## PROBLEM REQUIREMENTS
What lines in the records below contain the string "title"? Copy every one.

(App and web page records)
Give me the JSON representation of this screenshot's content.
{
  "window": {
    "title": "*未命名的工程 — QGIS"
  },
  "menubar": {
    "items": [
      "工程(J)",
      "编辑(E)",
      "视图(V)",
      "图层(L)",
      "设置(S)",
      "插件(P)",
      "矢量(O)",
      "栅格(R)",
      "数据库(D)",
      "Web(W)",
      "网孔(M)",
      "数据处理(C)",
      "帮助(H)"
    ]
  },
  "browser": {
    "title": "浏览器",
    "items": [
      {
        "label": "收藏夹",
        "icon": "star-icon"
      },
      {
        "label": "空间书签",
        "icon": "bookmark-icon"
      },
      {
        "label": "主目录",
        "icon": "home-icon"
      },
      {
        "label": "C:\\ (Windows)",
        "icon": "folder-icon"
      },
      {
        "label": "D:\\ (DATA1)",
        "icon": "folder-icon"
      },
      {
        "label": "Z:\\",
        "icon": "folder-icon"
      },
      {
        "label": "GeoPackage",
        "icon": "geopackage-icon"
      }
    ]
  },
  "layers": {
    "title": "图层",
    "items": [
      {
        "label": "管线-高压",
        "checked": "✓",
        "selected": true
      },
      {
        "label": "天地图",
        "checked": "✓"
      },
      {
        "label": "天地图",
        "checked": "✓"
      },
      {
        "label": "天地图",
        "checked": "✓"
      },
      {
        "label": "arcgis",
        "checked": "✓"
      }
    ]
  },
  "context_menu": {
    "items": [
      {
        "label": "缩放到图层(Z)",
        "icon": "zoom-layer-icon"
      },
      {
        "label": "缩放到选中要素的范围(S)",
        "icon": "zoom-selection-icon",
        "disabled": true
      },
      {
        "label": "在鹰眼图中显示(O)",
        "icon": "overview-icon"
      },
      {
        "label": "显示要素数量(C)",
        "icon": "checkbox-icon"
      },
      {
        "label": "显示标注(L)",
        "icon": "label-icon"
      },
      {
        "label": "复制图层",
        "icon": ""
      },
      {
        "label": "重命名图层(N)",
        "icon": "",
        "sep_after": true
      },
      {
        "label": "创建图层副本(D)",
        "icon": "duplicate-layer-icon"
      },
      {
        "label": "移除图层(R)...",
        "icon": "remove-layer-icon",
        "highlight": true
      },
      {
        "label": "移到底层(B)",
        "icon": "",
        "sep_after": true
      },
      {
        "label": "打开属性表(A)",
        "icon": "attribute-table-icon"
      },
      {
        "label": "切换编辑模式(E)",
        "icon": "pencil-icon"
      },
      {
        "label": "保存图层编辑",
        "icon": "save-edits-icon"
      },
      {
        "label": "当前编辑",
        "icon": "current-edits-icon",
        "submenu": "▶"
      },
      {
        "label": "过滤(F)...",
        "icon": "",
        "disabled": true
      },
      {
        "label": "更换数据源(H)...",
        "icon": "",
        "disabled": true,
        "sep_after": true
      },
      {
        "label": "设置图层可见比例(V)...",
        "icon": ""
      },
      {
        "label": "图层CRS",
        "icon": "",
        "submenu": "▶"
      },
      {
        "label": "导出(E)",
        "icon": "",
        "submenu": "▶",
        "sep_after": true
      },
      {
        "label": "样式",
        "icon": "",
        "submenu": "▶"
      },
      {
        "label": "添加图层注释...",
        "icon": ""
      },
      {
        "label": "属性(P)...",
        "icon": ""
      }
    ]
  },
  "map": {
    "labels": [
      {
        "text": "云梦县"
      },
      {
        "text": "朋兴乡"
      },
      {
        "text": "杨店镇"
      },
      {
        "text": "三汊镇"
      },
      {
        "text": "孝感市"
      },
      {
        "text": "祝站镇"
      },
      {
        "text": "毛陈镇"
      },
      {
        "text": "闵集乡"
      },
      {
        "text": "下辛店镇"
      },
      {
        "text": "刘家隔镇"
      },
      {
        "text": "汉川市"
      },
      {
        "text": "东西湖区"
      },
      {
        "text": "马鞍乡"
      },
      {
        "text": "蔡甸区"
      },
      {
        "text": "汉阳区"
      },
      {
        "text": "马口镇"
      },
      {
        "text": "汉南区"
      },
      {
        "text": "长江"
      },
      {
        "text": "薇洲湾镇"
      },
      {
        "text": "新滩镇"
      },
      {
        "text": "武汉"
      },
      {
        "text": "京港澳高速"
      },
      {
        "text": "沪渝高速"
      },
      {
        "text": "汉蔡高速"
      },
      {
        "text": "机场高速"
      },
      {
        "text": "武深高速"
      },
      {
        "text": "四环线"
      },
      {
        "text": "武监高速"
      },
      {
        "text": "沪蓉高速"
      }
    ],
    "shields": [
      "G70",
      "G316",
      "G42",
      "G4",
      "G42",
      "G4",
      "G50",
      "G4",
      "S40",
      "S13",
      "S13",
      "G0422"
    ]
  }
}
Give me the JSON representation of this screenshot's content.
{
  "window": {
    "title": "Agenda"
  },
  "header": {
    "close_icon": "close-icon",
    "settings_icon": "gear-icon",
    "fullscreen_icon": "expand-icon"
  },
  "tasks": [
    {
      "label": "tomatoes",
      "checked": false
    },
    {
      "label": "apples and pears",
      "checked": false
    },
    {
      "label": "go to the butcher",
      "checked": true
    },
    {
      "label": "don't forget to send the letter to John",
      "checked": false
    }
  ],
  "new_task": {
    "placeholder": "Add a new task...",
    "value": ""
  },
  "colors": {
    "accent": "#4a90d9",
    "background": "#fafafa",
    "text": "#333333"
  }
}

## ANSWER BOX
    "title": "*未命名的工程 — QGIS"
    "title": "浏览器",
    "title": "图层",
    "title": "Agenda"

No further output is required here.